Every year, the Division awards a prize of £200 to the most outstanding IIB dissertation.

The prize is named in memory of Dr Sue Benson (1955-2005), an anthropologist whose work focused on issues of race, gender and the body, with field sites ranging from London to Nigeria and Ghana. She was one of the first scholars to develop a critique of the history and memory of the slave trade in Ghana, and in particular the memorial practices associated with former slave forts along its coast. This work combined the historical facts of the slave trade with the memory of Africans in the diaspora.
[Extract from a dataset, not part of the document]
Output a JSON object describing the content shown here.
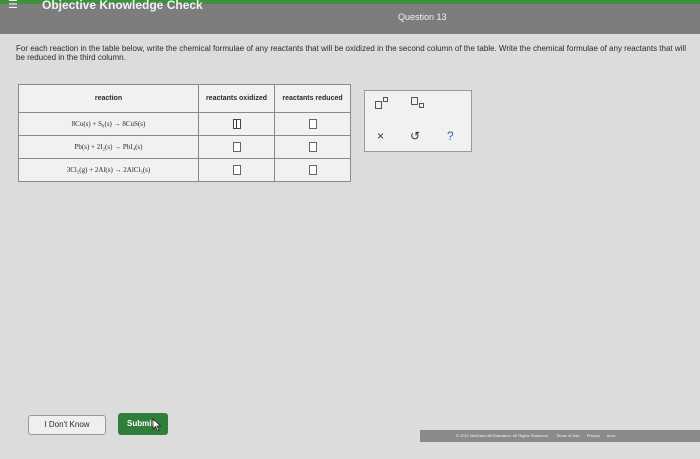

Her publications include Ambiguous Ethnicity: Interracial Families in London (1981) and articles on images of race and ethnicity in public discourse in the United Kingdom, and on bodily practices such as tattooing.

Sue Benson lectured, supervised and directed studies in Cambridge for 26 years and was an inspiration both personally and intellectually for generations of students.

The Sue Benson Fund, from which the Prize is drawn, was jointly founded in 2005 by the Division of Social Anthropology in association with Murray Edwards College (previously New Hall where Dr Benson was a Fellow from 1979).